These are only a couple of examples of the human-like emotions that chimpanzees experience. Still, the idea of animals feeling emotions remains controversial among many scientists. Laura Tangley of U.S. News magazine states that these “reasearchers’ skepticism is fueled in part by their professional aversion to anthropomorphism, the very nonscientific tendency to attribute human qualities to nonhumans.” Tangley also states that “many scientists say that it is impossible to prove animals have emotions using standard scientific methods – repeatable observations that can be manipulated in controlled experiments – leading them to conclude that such feelings must not exist.” As you can see, that is why this is a very touchy and controversial subject. Nowadays, with more and more research being done and the many advancements in science, we can look at the chimpanzee genome, and also their brain stimulus: “Some ‘hard’ scientific evidence for animal feelings show that there are many similarities between the brains of humans and animals. In animals and in humans, emotions seem to arise from ancient parts of the brain that are located below the cortex, regions that have been conserved across many species throughout evolution. The hormone oxytocin is associated with both sexual activity and maternal bonding in people. It is released, for example, when mothers are nursing their infants. Now it looks like as though the same hormone affects attachment among animals.” These new discoveries and the uncountable amounts of scientific research are only the beginnings of the quest for understanding how similar the emotions that we feel are to those emotions that our closely related primate chimpanzees feel, and how important that information is to answering questions about animal adaptation and evolution.
Bunk, Steve. Interdisciplinary Study of Nonhuman Primates Gains Ground. http://www.the-scientist.com/yr1998/may/research_980511.html

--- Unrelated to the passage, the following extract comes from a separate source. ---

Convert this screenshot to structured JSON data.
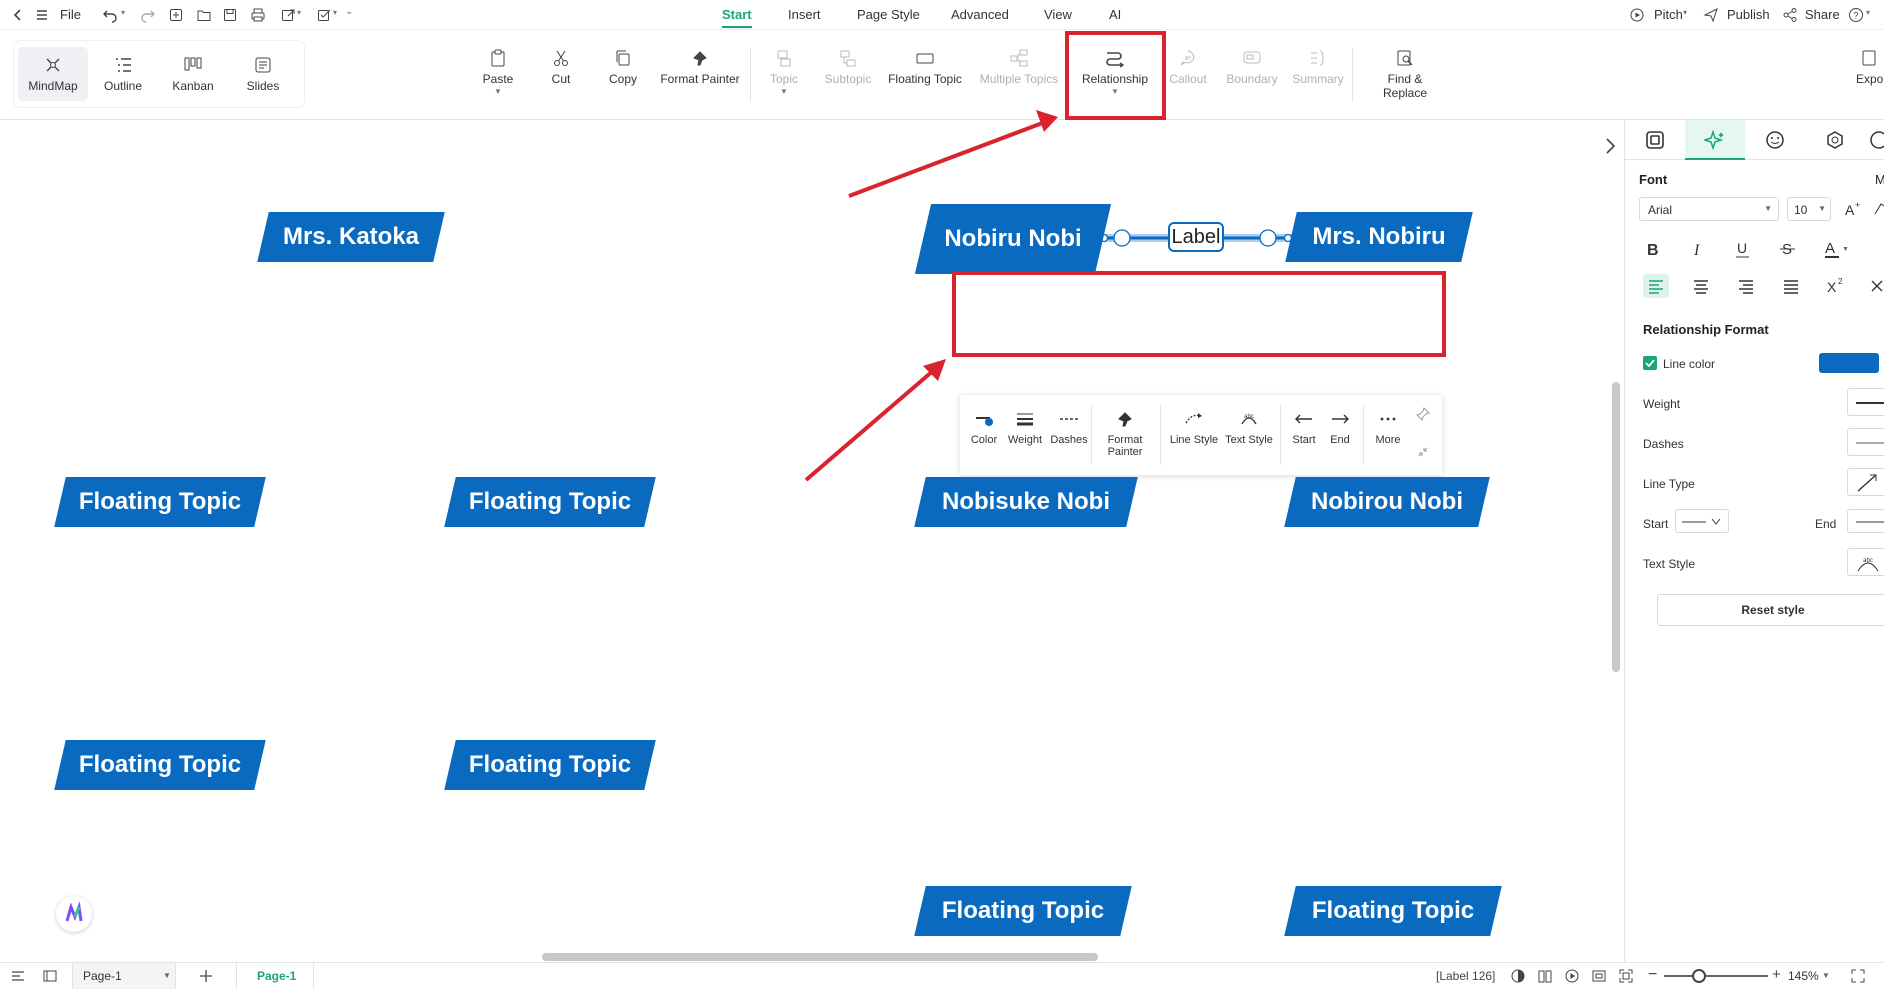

Steindorf, Sara. Unbeastly Behavior. Christian Science Monitor. 05-29-2001.
Tangley, Laura. Animal Emotions. http://www.usnews.com/issue/001030/animals.html